When his mother had finally died some years later, choking on some incurable disease that washed the colour from her cheeks and left just a thin line of blue around her lips, it was Marietta who had kissed her goodbye. George kept his distance, sitting on a plastic chair perplexed by the sanitised aroma of the hospital as Marietta leant so very gently over the spent body. Her fingers resting lightly on the white linen, she pressed her lips against his mother’s ghastly cheek and left them there suspended for what seemed like an eternity before pulling back and brushing the pink blush of her own cheek with an outstretched finger.

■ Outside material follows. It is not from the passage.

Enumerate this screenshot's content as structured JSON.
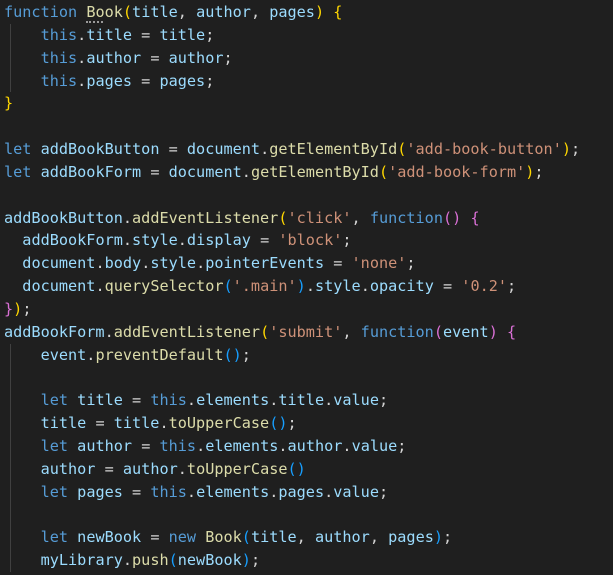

George watched it all in silence, imagining that his wife was sucking the last remnants of his mother’s essence and imagining too, with absolute certainty, that Marietta’s eyes had changed colour to become a flawless reflection of the woman who had just died. In that moment he had not felt the relief of being an orphan, but the intense burden of knowledge that there was no possible hope of respite.